Wake: Up to Poetry
Ciaran Carson, 1948–2019
It is with great sadness that we announce the death of one of our most esteemed poets, Ciaran Carson. Ciaran had been with us from the beginning, and we will miss him. Our hearts go out to his wife and children, Deirdre, Manus, Gerard, and Mary.
We share these words from Guinn Batten, who helped manage WFU Press with Dillon Johnston in its early years:
How Ciaran Carson lived his life, and expressed it in his emotionally charged, intellectually high-wattage, often late night, and never less than urgent personal conversations with—and commitments to—anyone lucky enough to be a friend of his and his wife Deirdre’s, is also how he wrote so prolifically and collaboratively over the years, notably with his wife and renowned fiddler, Deirdre Shannon.

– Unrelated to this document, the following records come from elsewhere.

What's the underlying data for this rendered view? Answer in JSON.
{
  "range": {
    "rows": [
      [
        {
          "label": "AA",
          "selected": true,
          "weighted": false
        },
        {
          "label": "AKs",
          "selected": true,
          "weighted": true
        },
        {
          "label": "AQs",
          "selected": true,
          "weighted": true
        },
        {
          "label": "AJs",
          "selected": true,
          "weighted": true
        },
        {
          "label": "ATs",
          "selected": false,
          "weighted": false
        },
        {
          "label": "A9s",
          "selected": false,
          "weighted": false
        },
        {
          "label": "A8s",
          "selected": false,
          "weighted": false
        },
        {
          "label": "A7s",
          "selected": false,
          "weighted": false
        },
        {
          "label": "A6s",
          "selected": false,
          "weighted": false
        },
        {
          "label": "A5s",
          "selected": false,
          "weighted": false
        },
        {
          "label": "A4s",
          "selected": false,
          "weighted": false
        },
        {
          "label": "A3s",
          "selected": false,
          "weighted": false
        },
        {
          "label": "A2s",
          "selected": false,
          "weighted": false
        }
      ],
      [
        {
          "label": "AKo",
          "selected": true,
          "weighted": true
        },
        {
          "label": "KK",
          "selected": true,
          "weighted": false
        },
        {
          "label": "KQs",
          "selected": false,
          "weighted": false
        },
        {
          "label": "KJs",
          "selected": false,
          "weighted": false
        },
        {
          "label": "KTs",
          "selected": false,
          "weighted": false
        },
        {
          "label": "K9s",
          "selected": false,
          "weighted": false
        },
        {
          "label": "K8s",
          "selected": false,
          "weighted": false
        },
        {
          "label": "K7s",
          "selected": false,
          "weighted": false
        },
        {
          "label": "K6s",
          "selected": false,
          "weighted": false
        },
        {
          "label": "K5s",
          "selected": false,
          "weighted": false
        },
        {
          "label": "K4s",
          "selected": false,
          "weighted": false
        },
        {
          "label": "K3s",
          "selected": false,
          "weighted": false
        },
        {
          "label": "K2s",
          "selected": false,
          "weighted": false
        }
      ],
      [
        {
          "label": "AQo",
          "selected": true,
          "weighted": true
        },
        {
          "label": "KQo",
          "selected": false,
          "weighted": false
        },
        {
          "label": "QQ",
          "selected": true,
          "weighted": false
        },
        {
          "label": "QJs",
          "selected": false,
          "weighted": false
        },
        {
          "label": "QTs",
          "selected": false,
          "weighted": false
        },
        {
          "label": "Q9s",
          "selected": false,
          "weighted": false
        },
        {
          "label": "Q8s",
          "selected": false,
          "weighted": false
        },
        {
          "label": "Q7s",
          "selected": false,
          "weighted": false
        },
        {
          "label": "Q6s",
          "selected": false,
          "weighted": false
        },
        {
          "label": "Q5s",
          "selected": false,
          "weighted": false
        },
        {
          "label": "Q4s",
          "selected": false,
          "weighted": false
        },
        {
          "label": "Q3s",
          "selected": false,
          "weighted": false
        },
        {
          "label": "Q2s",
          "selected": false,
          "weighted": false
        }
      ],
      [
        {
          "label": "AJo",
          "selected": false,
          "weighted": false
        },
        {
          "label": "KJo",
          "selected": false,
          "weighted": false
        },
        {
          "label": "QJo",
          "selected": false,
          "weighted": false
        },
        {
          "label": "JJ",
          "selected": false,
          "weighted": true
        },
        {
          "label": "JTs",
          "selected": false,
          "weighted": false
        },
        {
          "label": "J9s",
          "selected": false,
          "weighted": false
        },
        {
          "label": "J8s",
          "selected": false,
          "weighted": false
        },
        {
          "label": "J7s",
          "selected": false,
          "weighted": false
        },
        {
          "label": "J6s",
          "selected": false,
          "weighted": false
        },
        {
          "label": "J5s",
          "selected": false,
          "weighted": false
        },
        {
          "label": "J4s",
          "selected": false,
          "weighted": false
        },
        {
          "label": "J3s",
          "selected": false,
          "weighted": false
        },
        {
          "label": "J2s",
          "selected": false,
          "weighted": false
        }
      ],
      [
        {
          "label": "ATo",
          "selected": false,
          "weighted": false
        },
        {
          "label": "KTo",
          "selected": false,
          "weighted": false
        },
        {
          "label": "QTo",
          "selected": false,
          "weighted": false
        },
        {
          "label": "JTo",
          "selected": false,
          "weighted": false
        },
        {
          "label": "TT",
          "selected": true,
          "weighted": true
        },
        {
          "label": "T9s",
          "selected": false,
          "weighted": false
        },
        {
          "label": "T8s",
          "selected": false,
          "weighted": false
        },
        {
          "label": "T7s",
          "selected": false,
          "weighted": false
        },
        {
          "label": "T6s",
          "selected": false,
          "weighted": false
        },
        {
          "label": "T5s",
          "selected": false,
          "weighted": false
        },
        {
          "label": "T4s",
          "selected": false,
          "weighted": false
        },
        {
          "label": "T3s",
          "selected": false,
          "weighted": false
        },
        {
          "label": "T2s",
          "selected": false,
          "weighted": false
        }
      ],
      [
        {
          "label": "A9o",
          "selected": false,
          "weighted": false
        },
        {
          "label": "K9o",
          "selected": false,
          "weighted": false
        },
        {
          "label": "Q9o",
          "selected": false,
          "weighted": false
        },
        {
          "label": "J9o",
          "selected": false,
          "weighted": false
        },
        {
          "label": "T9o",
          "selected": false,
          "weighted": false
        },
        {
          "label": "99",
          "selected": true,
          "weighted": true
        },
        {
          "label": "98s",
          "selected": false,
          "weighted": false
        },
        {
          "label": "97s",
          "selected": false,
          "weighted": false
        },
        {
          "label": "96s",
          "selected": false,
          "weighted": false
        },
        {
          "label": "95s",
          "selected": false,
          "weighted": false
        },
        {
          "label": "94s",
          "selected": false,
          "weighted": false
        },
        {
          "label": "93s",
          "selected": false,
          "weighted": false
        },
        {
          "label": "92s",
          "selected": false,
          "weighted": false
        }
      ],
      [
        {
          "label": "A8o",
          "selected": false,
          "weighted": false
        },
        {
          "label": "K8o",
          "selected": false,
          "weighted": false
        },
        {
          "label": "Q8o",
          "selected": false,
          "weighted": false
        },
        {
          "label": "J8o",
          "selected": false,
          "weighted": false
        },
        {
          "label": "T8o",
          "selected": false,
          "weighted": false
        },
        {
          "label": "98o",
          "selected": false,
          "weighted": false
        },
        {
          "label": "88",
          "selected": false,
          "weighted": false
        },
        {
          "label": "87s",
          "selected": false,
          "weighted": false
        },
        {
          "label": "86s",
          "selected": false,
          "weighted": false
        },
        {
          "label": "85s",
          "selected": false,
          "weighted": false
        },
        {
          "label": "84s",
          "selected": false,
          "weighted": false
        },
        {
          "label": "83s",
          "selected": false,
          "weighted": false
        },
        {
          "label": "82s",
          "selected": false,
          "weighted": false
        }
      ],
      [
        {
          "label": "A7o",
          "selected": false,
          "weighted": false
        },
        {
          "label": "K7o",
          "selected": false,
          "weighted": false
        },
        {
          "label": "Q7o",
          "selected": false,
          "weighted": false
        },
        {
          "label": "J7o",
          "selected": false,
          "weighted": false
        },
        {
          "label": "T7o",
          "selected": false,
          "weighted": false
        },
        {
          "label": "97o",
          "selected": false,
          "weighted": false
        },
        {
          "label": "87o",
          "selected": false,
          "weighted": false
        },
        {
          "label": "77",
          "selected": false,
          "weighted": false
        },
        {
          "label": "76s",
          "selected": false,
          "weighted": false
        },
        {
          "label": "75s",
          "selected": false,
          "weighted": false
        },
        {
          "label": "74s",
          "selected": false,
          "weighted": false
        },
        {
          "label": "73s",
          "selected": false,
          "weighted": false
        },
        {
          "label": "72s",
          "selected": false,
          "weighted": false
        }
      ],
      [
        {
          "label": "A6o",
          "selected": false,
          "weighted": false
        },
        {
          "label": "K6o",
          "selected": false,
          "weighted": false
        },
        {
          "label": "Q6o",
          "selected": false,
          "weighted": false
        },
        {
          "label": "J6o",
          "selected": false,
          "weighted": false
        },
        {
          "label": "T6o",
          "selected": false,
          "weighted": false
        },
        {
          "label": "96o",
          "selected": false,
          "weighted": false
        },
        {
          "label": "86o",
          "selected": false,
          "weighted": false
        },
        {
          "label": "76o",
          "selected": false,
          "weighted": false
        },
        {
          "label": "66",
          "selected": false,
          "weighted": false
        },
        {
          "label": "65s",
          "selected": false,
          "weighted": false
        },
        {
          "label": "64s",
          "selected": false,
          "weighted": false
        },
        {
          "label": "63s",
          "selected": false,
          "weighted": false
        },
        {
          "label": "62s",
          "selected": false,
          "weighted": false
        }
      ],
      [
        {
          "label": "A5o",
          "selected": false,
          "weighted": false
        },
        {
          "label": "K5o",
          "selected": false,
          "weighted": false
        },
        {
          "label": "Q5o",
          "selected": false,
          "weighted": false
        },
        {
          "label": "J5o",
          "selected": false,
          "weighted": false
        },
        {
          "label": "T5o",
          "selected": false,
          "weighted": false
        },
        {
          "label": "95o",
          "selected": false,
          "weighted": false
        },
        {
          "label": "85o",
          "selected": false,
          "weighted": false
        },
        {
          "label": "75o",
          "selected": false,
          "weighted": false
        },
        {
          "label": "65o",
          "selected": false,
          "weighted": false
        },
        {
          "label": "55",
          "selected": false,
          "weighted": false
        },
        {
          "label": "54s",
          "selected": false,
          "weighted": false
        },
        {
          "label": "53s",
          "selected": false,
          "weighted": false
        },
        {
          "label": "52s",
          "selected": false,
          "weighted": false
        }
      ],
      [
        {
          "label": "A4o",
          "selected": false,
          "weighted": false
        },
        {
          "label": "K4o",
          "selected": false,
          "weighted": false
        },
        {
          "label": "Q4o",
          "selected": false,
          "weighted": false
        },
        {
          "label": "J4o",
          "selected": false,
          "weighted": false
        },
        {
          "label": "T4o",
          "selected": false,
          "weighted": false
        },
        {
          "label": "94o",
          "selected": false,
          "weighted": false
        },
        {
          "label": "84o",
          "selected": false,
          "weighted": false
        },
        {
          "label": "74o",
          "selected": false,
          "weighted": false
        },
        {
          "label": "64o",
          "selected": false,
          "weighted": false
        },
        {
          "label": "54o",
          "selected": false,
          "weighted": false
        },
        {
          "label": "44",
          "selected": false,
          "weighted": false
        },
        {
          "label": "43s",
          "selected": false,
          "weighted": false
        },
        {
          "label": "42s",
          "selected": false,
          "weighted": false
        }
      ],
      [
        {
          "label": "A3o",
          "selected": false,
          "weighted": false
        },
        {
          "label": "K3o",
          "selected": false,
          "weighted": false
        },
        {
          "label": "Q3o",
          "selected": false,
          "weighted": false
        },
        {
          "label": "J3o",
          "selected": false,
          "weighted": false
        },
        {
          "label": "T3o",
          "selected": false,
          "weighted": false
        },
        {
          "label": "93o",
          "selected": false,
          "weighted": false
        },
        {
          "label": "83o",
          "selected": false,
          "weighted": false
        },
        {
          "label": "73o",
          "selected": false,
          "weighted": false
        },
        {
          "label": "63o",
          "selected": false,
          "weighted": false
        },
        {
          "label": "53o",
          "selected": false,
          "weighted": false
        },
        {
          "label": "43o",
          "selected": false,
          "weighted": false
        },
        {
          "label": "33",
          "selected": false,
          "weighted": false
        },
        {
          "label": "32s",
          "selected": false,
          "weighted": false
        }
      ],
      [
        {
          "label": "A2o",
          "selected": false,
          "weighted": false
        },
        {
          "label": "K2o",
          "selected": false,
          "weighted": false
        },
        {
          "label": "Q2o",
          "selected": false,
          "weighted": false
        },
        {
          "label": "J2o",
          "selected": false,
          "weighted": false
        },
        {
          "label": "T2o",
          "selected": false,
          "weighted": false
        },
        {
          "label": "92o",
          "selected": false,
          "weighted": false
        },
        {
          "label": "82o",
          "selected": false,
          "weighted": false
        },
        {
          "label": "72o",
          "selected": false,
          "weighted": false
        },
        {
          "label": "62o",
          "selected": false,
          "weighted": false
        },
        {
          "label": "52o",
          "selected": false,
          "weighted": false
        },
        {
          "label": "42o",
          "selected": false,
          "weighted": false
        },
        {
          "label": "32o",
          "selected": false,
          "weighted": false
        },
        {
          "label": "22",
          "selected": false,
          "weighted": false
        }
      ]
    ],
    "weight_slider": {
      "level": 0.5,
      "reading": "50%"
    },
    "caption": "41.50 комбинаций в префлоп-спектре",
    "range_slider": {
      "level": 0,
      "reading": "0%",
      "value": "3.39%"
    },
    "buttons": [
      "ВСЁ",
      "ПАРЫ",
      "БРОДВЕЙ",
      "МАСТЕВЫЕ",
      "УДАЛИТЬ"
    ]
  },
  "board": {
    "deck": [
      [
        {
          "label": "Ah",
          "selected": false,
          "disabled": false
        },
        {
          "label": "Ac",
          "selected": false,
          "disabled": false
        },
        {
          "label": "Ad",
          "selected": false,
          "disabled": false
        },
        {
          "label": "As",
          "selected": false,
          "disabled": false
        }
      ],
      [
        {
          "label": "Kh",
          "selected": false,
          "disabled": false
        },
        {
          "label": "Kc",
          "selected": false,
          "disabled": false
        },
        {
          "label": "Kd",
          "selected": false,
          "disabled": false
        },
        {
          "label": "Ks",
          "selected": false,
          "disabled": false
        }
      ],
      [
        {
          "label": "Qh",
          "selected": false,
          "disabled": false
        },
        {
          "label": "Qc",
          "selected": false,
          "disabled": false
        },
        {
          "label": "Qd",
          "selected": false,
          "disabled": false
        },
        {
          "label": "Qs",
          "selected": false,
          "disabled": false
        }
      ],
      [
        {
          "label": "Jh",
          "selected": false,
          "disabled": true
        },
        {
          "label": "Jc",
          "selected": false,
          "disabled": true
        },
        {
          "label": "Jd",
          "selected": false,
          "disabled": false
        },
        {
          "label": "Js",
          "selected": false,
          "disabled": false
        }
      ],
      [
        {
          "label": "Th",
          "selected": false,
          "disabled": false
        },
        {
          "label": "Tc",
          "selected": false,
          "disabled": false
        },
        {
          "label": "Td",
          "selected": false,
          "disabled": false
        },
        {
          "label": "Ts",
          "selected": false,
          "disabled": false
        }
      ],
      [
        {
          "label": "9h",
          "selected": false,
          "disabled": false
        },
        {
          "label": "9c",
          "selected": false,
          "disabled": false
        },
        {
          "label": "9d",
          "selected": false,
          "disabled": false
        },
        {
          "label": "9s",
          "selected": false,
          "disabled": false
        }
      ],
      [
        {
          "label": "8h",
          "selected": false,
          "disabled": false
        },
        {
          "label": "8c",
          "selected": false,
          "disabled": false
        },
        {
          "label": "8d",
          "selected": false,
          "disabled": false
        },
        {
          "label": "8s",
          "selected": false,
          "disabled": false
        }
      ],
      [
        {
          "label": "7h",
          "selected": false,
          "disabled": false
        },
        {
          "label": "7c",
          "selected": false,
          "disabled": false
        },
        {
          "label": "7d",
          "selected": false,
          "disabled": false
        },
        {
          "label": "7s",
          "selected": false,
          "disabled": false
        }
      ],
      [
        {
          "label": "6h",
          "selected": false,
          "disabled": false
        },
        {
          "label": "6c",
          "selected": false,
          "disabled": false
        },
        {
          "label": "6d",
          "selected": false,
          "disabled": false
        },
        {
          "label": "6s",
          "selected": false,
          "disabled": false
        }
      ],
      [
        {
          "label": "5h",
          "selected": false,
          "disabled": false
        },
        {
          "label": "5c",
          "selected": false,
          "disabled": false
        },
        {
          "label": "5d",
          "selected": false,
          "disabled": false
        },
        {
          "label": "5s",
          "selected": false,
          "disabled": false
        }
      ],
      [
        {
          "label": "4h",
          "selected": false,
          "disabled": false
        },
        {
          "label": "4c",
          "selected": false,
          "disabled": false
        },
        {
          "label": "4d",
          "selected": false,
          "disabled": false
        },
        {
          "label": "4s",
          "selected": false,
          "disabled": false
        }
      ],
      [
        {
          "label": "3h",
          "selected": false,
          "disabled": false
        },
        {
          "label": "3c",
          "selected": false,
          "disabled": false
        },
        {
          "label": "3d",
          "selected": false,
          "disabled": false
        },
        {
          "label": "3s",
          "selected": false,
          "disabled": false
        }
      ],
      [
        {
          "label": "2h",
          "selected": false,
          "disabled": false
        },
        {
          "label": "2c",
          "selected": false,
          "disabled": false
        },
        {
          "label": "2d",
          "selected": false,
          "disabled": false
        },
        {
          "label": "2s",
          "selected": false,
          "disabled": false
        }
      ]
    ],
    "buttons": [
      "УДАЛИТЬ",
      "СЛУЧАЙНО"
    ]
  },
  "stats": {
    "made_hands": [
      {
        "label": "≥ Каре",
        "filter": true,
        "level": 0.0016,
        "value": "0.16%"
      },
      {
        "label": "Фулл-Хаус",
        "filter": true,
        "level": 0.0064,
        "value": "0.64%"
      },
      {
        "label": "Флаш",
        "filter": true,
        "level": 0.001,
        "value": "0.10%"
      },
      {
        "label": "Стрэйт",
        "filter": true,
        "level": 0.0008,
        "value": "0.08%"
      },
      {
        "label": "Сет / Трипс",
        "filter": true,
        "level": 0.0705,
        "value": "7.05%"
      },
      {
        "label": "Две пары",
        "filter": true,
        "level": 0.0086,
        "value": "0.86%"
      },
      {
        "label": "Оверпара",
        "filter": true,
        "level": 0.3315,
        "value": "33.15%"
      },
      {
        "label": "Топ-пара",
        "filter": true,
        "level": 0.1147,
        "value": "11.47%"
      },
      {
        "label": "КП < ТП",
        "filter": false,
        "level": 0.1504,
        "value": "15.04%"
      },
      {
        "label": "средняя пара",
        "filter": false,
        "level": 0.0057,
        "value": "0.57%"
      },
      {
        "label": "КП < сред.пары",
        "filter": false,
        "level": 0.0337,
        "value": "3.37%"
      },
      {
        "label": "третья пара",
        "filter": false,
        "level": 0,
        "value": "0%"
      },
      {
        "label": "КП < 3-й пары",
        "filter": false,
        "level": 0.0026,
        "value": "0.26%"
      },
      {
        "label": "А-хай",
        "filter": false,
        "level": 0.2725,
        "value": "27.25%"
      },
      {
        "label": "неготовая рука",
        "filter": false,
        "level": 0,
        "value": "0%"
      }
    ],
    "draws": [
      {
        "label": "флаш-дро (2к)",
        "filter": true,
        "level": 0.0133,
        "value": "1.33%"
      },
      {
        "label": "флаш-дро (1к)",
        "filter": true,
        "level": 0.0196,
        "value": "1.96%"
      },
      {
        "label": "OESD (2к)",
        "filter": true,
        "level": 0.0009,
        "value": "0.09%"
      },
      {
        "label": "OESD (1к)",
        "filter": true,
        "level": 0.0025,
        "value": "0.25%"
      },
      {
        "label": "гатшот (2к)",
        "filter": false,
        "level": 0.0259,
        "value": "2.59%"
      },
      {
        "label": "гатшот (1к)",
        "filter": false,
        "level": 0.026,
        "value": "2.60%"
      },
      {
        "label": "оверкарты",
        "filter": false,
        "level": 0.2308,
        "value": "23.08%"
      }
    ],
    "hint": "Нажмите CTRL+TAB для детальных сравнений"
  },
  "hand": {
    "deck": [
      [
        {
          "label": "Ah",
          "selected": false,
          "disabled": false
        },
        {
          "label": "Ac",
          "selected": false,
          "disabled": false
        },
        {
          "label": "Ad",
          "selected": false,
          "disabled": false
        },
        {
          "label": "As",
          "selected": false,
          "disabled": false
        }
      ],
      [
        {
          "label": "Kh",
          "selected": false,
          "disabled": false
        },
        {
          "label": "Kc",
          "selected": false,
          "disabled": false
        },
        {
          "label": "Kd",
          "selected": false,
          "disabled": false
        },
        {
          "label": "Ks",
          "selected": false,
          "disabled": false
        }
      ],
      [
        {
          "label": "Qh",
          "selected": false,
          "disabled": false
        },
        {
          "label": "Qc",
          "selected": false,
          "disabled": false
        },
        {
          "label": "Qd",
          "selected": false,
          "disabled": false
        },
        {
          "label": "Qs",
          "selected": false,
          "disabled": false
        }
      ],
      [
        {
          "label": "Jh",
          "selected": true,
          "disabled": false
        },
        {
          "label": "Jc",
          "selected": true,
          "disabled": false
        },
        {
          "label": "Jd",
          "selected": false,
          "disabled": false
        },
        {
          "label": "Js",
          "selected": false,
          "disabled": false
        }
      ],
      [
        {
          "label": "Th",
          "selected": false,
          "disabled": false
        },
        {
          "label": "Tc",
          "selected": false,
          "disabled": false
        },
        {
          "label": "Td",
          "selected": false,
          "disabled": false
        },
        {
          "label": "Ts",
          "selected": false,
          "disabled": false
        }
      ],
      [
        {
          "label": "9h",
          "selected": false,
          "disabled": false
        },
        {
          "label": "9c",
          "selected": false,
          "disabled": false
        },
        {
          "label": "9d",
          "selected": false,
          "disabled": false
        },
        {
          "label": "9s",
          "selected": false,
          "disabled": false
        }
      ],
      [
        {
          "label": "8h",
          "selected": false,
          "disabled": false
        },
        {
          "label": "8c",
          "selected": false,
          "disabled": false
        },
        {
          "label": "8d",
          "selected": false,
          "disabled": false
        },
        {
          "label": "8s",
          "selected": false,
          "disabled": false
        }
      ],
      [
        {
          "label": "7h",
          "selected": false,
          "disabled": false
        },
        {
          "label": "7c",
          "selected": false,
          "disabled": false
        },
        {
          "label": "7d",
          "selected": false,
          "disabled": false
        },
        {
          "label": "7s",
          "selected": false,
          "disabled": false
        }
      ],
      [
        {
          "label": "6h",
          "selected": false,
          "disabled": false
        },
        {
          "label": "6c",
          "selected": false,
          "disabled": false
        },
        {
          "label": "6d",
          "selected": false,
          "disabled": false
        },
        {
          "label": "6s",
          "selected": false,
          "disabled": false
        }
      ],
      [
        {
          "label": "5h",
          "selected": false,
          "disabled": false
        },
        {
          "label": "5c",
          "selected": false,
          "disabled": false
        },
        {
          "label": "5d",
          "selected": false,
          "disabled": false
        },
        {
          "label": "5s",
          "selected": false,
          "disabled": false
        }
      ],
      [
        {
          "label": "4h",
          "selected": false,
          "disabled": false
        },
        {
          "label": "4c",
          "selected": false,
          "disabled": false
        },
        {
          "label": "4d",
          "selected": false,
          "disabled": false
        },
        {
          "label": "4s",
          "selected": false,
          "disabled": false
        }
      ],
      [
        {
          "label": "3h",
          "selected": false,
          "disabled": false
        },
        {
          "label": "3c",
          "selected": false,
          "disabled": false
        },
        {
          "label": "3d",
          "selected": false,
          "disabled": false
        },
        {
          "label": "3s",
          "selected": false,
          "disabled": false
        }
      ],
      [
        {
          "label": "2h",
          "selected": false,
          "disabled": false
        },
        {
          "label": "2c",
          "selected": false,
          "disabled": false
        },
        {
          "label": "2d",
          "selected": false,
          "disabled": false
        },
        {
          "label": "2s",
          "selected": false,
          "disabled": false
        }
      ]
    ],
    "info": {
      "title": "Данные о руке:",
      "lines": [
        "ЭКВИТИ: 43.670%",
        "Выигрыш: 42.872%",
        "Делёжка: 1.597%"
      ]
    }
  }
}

Still Life, the title of his final collection, expresses perfectly what makes the news of his death so devastating for those of us, including my husband Dillon Johnston, for whom I am also writing, who in founding Wake Forest University Press in 1975 initiated a correspondence with Ciaran that led to meetings in Dublin and Belfast and to the publication of Ciaran’s first book anywhere, The New Estate, a book for which Dillon found an Irish publisher in Belfast, Blackstaff Press.
Over the course of many, many visits to Belfast, in all kinds of “small back rooms” but especially in his study (“the small back room” is how Ciaran liked to acknowledge the muse, who clearly came home to him again in the extraordinary months since he was diagnosed with terminal cancer last spring), Ciaran shared enthusiasms about books, art, and music, especially traditional music, which in our case was as likely to be from Appalachia as from his wife’s Donegal. Over our many years of friendship with Ciaran and Deirdre, Dillon and I have come to appreciate, and now to know even more fully, and with deep sorrow, what we have lost. With others in Ciaran’s wide and diverse international audience of readers who have felt the power, but also the intimacy, and now also the endurance, of the craft of this inimitable and (if there ever were or will be such a creature) creative genius, we are remembering all those rooms where, as in the small back room of the pub imagined in his magnificent “Hamlet,” which concluded Belfast Confetti thirty years ago, “the voice from the grave reverberates,” “since time / Is conversation; it is the hedge that flits incessantly into the present, / As words blossom from the speakers’ mouths, and the flotilla returns to harbour / Long after hours.”
We are trembling still, feeling his resonant life, now in the final lines of the final poem of Still Life: “And I loved the big windows and whatever I could see through them, be it cloudy or clear, / And the way they trembled and thrilled to the sound of the world beyond.”